-- Records to use follows --

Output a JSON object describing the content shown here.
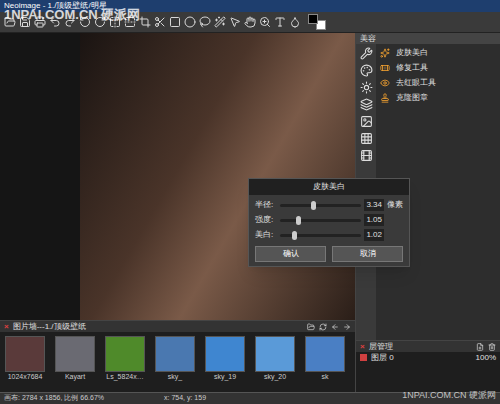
{
  "window": {
    "title": "Neoimage - 1./顶级壁纸/明星"
  },
  "watermarks": [
    "1NPAI.COM.CN 硬派网",
    "1NPAI.COM.CN 硬派网"
  ],
  "colors": {
    "foreground": "#000000",
    "background": "#ffffff"
  },
  "beauty_panel": {
    "title": "美容",
    "tools": [
      {
        "label": "皮肤美白"
      },
      {
        "label": "修复工具"
      },
      {
        "label": "去红眼工具"
      },
      {
        "label": "克隆图章"
      }
    ]
  },
  "dialog": {
    "title": "皮肤美白",
    "sliders": [
      {
        "label": "半径:",
        "level": 0.38,
        "value": "3.34",
        "unit": "像素"
      },
      {
        "label": "强度:",
        "level": 0.2,
        "value": "1.05",
        "unit": ""
      },
      {
        "label": "美白:",
        "level": 0.15,
        "value": "1.02",
        "unit": ""
      }
    ],
    "buttons": [
      "确认",
      "取消"
    ]
  },
  "gallery": {
    "close": "×",
    "title": "图片墙---1./顶级壁纸",
    "thumbnails": [
      {
        "label": "1024x7684",
        "color": "#5a3a3a"
      },
      {
        "label": "Kayart",
        "color": "#6a6a72"
      },
      {
        "label": "Ls_5824x…",
        "color": "#4f8a2a"
      },
      {
        "label": "sky_",
        "color": "#4a78b0"
      },
      {
        "label": "sky_19",
        "color": "#3f86d0"
      },
      {
        "label": "sky_20",
        "color": "#5a9ad8"
      },
      {
        "label": "sk",
        "color": "#4a7fc4"
      }
    ]
  },
  "layers": {
    "close": "×",
    "title": "层管理",
    "rows": [
      {
        "name": "图层 0",
        "opacity": "100%"
      }
    ]
  },
  "status_bar": {
    "canvas": "画布: 2784 x 1856, 比例 66.67%",
    "cursor": "x: 754, y: 159"
  }
}
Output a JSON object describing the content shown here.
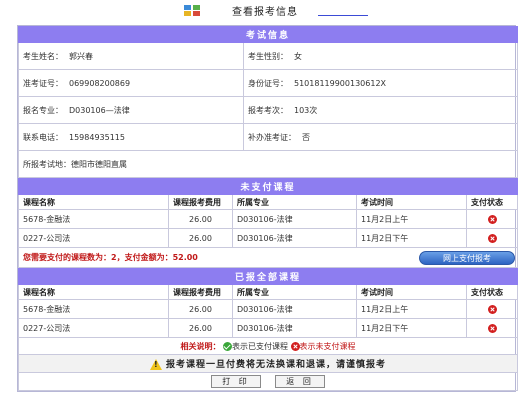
{
  "header": {
    "title": "查看报考信息"
  },
  "exam_info": {
    "section_title": "考试信息",
    "name_label": "考生姓名：",
    "name": "郭兴春",
    "gender_label": "考生性别：",
    "gender": "女",
    "admission_label": "准考证号：",
    "admission_no": "069908200869",
    "id_label": "身份证号：",
    "id_no": "51018119900130612X",
    "major_label": "报名专业：",
    "major": "D030106—法律",
    "times_label": "报考考次：",
    "times": "103次",
    "phone_label": "联系电话：",
    "phone": "15984935115",
    "reissue_label": "补办准考证：",
    "reissue": "否",
    "site_label": "所报考试地：",
    "site": "德阳市德阳直属"
  },
  "columns": {
    "course_name": "课程名称",
    "fee": "课程报考费用",
    "major": "所属专业",
    "exam_time": "考试时间",
    "pay_status": "支付状态"
  },
  "unpaid": {
    "section_title": "未支付课程",
    "rows": [
      {
        "name": "5678-金融法",
        "fee": "26.00",
        "major": "D030106-法律",
        "time": "11月2日上午"
      },
      {
        "name": "0227-公司法",
        "fee": "26.00",
        "major": "D030106-法律",
        "time": "11月2日下午"
      }
    ],
    "due_text": "您需要支付的课程数为：2，支付金额为：52.00",
    "pay_button": "网上支付报考"
  },
  "all_courses": {
    "section_title": "已报全部课程",
    "rows": [
      {
        "name": "5678-金融法",
        "fee": "26.00",
        "major": "D030106-法律",
        "time": "11月2日上午"
      },
      {
        "name": "0227-公司法",
        "fee": "26.00",
        "major": "D030106-法律",
        "time": "11月2日下午"
      }
    ]
  },
  "legend": {
    "title": "相关说明：",
    "paid_text": "表示已支付课程",
    "unpaid_text": "表示未支付课程"
  },
  "warning": "报考课程一旦付费将无法换课和退课，请谨慎报考",
  "buttons": {
    "print": "打 印",
    "back": "返 回"
  },
  "colors": {
    "section_header": "#8d7df0",
    "alert_red": "#c01818",
    "pay_button": "#2d64c2"
  }
}
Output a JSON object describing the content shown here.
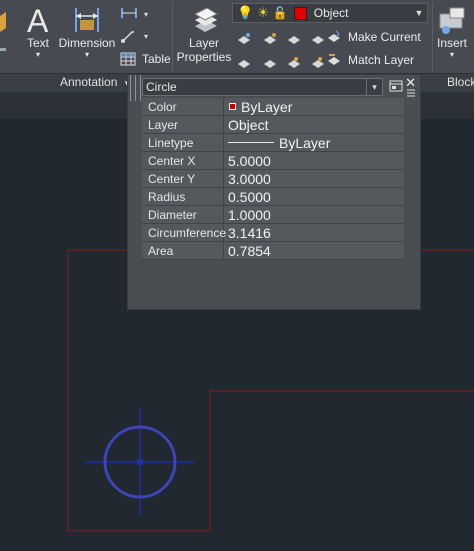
{
  "ribbon": {
    "text_label": "Text",
    "dimension_label": "Dimension",
    "table_label": "Table",
    "layer_properties_label": "Layer\nProperties",
    "make_current_label": "Make Current",
    "match_layer_label": "Match Layer",
    "insert_label": "Insert",
    "annotation_group": "Annotation",
    "block_group": "Block",
    "current_layer": "Object",
    "current_layer_color": "#e00000"
  },
  "palette": {
    "selected_object": "Circle",
    "properties": [
      {
        "name": "Color",
        "value": "ByLayer",
        "swatch": "#c00000"
      },
      {
        "name": "Layer",
        "value": "Object"
      },
      {
        "name": "Linetype",
        "value": "ByLayer"
      },
      {
        "name": "Center X",
        "value": "5.0000"
      },
      {
        "name": "Center Y",
        "value": "3.0000"
      },
      {
        "name": "Radius",
        "value": "0.5000"
      },
      {
        "name": "Diameter",
        "value": "1.0000"
      },
      {
        "name": "Circumference",
        "value": "3.1416"
      },
      {
        "name": "Area",
        "value": "0.7854"
      }
    ]
  },
  "colors": {
    "drawing_bg": "#212830",
    "object_line": "#8b1a1a",
    "circle_stroke": "#3d44b8",
    "crosshair": "#1f2fa8"
  }
}
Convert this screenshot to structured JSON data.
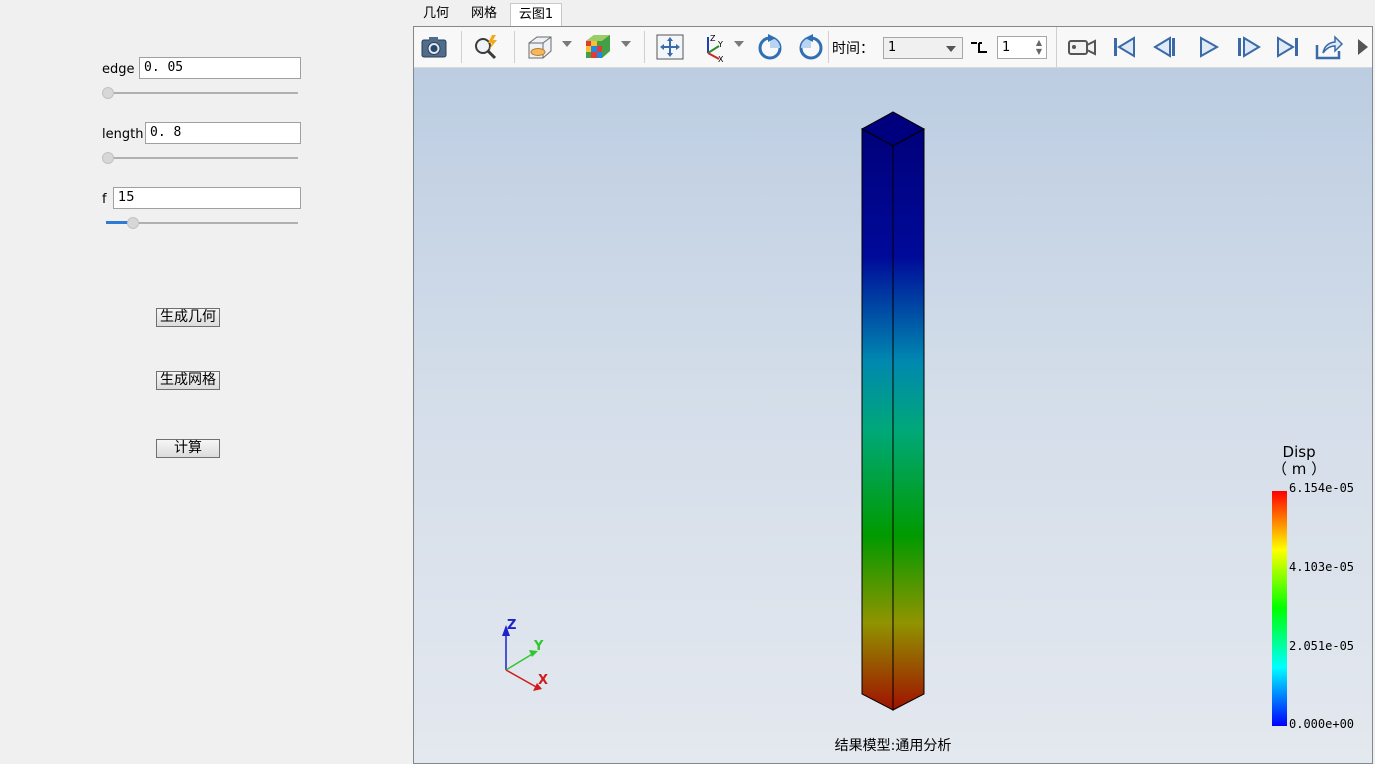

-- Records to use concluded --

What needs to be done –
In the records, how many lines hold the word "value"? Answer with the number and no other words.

Reply to the task –
12